First impression: There’s a lot of rose petals and big chunks of vanilla bean pod amongst the rooibos.
I’m actually really excited about the amount of vanilla pod in here — there’s probably 3 pieces totalling just over an inch of vanilla bean in the teaspoon of a half of leaf that went in my steeper. As a result, this is easily the creamiest cup of rooibos I’ve ever had.
Despite the amount of rose in the blend, there wasn’t an overwhelming amount of rose flavor. It was balanced and just about right. It adds a floral sweetness to the cup and seems to temper the rooibos some.
Even so there’s definitely a rooibos flavor present, as well, but I’m not finding it strong enough to be offensive, in spite of not caring for rooibos.
I feel weird recommending a rooibos, but this is what I want from a vanilla tea.
Admittedly, I usually lean more towards unroasted oolongs, because I find the flavor profiles cleaner and more identifiably complex, but this might be the roasted oolong to start changing my mind.
As a person who doesn’t necessarily like smoke (and I know there are more of me out there!), smoke or BBQ notes never entered the picture.
In the first steep, there were elements of floral notes, as well as deep vegetal notes — slightly spinach-y, but almost a little darker tasting — all wrapped up in a lovely creamy mouthfeel. The roasted notes came out in the tail of the sip as a nutty, earthy note and that lingered for a while after the sip ended.
In the second steep, the vegetal notes started merging with a rich earthy cocoa note that pretty much dominated the sip. There’s still a lovely creaminess to the cup, but not as much as before. The aftertaste becomes more woodsy and earthy this round, but still has a nice lingering quality.

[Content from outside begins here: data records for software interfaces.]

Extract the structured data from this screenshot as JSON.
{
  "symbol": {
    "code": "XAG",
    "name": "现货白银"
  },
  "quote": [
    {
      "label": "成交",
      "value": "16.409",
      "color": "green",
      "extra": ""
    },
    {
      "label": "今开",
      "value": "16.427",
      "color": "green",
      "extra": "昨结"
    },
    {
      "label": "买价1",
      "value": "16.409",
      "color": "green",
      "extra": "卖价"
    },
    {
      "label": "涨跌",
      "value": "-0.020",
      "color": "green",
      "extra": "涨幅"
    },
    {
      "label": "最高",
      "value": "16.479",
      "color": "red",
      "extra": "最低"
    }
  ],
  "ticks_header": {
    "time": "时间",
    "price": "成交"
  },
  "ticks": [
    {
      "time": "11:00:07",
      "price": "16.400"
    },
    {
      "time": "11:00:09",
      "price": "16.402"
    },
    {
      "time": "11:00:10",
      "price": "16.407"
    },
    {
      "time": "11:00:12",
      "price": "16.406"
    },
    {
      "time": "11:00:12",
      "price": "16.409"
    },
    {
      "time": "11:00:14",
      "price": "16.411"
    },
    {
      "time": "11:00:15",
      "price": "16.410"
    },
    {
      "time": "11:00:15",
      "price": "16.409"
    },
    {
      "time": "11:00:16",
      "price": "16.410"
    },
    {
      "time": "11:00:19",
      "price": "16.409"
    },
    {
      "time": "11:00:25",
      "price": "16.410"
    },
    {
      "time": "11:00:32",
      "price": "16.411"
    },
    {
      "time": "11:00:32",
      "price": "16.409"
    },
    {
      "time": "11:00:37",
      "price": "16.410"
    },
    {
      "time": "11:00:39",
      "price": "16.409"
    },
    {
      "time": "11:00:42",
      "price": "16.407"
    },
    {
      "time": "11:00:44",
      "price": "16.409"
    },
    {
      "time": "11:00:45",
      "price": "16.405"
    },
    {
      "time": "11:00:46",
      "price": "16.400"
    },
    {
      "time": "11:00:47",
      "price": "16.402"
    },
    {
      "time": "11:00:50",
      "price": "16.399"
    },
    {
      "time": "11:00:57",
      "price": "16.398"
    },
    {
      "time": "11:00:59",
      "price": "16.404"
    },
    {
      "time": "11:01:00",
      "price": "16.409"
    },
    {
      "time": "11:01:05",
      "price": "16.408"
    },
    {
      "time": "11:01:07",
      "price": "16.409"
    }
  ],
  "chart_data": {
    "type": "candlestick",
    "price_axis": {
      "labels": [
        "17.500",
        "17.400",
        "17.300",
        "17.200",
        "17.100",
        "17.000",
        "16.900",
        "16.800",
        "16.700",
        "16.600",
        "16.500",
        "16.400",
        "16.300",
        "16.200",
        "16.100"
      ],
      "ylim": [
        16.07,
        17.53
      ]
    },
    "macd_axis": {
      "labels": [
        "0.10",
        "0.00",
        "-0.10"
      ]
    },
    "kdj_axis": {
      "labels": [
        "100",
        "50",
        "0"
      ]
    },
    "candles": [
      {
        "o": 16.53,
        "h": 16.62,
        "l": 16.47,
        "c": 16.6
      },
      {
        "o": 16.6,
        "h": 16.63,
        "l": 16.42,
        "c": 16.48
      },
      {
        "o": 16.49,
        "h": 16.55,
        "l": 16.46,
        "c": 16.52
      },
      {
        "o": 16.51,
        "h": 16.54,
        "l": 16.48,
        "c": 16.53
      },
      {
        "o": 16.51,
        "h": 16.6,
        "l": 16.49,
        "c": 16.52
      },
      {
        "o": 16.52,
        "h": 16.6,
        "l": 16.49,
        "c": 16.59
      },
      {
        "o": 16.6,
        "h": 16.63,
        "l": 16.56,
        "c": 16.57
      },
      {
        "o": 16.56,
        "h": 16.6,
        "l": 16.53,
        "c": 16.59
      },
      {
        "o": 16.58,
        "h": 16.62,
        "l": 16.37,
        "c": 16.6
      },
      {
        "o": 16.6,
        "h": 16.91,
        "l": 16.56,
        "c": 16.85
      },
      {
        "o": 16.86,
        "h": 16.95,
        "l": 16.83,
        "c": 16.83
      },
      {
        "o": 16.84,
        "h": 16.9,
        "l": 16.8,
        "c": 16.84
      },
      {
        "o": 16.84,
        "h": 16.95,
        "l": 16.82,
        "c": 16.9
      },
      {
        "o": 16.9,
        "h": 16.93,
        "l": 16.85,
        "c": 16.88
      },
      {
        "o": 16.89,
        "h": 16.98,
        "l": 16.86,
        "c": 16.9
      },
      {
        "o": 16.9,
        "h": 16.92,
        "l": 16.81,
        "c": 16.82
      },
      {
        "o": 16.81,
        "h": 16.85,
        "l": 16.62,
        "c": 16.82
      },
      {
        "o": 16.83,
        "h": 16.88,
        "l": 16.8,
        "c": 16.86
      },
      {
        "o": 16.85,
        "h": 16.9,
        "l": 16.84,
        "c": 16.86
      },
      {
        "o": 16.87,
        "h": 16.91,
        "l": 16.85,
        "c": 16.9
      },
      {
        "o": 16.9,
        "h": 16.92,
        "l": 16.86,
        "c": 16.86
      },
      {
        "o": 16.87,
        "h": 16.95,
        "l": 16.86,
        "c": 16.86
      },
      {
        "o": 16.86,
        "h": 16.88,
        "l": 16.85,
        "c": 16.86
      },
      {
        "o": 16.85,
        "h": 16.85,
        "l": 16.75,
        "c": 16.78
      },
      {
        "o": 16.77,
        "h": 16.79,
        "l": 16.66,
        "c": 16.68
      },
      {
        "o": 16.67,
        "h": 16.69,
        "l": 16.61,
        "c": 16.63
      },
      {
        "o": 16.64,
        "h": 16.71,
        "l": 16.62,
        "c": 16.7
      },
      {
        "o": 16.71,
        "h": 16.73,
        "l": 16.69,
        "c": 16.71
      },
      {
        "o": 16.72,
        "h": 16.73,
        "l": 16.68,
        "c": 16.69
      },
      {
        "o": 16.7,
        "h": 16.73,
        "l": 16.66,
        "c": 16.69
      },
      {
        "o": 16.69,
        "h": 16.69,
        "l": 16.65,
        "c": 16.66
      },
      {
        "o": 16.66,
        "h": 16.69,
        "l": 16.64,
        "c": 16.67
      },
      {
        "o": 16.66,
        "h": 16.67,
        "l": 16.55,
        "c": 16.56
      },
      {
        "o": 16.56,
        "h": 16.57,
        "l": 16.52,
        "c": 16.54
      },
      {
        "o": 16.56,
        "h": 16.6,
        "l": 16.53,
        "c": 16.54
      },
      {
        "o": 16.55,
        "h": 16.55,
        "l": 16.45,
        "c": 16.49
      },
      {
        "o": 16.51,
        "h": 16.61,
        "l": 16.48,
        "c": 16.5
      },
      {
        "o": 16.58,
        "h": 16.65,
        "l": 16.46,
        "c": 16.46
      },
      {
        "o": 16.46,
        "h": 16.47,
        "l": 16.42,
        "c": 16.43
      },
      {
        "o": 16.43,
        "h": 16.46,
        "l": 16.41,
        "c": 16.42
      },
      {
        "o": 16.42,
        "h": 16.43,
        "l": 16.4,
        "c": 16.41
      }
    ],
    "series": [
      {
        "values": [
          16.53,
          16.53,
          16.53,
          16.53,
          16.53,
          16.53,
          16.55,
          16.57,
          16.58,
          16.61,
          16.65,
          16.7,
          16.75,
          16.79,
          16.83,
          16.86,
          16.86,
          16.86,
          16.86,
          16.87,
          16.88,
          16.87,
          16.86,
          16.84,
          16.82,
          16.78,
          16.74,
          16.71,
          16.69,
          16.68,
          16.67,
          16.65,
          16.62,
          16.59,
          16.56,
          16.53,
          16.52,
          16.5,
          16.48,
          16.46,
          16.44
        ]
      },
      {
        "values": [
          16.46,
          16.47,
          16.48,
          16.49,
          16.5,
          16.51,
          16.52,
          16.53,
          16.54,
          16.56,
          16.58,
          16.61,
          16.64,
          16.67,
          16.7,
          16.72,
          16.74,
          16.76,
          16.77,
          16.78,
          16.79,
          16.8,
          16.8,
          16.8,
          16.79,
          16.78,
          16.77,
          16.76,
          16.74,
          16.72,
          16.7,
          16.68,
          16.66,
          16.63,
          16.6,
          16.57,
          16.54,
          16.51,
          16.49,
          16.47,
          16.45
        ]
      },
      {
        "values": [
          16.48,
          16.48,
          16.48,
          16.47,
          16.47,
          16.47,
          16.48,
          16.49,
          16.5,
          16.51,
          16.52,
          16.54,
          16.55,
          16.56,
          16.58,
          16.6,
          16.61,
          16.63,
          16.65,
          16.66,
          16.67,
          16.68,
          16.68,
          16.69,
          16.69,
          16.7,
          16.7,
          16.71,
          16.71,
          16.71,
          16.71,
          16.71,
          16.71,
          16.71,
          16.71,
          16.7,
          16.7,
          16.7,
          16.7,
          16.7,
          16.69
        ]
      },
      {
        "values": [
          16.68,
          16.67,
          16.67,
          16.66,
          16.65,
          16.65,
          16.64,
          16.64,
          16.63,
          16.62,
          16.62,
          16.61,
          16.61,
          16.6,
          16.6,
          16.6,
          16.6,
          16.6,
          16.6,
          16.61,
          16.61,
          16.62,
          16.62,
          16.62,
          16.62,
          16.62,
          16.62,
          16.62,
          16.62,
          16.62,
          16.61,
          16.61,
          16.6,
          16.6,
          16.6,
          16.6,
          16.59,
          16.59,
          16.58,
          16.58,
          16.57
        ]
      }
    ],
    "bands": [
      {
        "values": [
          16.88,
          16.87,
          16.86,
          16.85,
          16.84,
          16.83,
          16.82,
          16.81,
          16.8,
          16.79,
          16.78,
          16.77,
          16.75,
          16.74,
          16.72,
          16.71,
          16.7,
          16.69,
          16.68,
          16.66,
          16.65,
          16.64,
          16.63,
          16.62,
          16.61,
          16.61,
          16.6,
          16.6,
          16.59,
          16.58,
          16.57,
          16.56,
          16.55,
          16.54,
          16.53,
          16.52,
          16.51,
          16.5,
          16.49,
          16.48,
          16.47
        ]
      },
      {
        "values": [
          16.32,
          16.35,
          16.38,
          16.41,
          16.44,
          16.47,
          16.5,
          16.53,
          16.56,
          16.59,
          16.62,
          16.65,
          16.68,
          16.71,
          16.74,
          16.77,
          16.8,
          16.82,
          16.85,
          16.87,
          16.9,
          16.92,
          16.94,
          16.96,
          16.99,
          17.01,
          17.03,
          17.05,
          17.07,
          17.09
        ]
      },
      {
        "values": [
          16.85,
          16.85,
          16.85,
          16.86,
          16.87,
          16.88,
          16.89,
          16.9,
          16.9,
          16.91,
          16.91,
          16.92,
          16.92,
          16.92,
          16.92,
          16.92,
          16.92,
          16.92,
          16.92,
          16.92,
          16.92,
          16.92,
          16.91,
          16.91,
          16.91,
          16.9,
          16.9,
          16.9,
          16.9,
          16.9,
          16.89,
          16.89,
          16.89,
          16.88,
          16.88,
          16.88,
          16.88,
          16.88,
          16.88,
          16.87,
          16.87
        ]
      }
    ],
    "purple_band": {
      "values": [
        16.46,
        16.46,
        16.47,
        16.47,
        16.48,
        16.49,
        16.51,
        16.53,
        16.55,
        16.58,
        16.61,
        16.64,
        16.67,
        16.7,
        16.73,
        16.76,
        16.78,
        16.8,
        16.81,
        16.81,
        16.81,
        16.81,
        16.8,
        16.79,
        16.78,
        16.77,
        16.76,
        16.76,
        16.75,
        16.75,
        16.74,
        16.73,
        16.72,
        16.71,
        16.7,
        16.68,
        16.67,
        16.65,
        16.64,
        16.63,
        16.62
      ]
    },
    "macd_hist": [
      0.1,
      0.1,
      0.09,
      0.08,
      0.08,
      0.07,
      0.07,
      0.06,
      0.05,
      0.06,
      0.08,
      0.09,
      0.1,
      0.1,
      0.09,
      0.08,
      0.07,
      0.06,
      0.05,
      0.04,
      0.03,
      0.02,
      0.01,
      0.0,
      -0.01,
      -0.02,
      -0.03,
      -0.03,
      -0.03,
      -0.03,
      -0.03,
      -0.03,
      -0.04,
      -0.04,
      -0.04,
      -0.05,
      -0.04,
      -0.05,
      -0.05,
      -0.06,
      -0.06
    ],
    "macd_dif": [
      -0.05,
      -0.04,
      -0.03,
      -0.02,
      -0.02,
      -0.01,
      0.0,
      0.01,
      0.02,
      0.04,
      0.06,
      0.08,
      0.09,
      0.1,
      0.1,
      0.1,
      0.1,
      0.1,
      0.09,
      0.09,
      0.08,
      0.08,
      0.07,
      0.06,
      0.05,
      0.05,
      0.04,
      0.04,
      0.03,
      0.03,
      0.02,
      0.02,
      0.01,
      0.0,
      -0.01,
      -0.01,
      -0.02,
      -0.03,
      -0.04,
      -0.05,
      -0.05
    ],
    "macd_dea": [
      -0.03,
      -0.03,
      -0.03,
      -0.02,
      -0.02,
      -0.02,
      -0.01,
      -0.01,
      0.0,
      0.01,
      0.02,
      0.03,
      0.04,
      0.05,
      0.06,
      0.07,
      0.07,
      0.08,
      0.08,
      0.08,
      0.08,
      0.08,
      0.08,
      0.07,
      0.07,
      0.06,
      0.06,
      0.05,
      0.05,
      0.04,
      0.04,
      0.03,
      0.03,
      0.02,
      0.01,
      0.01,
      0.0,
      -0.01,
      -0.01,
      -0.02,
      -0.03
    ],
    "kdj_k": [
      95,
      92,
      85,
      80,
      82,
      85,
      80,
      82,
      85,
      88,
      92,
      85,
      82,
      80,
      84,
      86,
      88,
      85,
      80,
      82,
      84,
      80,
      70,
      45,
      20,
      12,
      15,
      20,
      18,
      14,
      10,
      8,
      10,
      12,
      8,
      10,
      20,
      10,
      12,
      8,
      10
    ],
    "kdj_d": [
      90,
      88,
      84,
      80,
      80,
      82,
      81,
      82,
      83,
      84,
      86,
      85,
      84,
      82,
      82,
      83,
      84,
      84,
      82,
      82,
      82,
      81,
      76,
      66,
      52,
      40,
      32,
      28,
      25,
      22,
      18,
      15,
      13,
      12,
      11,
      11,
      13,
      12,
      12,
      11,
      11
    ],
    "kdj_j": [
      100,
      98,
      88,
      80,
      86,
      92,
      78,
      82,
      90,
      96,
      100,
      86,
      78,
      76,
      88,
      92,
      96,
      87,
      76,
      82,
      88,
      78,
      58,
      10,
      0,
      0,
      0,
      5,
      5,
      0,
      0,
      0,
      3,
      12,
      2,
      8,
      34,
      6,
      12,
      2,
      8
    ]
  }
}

The third steep is dominantly earthy and woodsy, carrying over the notes from the aftertaste of the second steep and becoming the overall flavor of this one. There are still wonderful cocoa notes underlying this steep as well.
Overall, this was a very tasty and satisfying oolong. Thank you so, so much Geoff and Max from Temple Road for sending this my way.
This looked like a really fluffy delicate golden yunnan, and I’m thrilled that that is exactly what it was! It’s malty with sweet notes of caramel and cocoa that build on your tongue. But it manages to stay delicate and refreshing, with a really clean and crisp finish.
This is pretty much everything I like in a black tea, only lightened and more vibrant. This is something I could see settling into a permanent spot in my cabinet once things get under control.
Rose and lychee are two things that play together better than I could have imagined.
I typically like lychee when it’s a perfectly balanced fruity floral flavor, but the rose here really emphasises the floral qualities of the lychee, while not being super potent (but certainly present) itself. The result is a delicately perfumed but not overwhelming cup that I enjoyed quite a bit and could see filling a lychee or a floral tea fix. Everything is in balance and even the base is present in the cup, which is sometimes a miss is floral teas.
Thanks for the sample Eva!
I’m going to jump on the bandwagon and say I love it the sesame seeds present in the dry leaf too. It looks like a pile of green leaves and then! Surprise!
I enjoyed this one a lot more once my cup cooled down. While still hot, I found the bancha a little marine-esque and while I was getting nuttiness from the sesame, I wasn’t getting any of the caramel that was supposed to be there.
Once it cooled, I ended up with something sweet, with the depth of caramel and the toastiness of sesame on a less-marine and more vegatative base.
I wasn’t feeling this one until it hit room temp, but now that I know I can get behind this just fine.
When I nail the steeping parameters, I really really like this tea. It’s all sweet, jammy raspberries smothered in vanilla cream. There’s a suggestion of rich butter cake in the aftertaste even, with a rich and buttery flavor that lingers.
The freshness captured in the raspberries totally makes me think of warmer weather.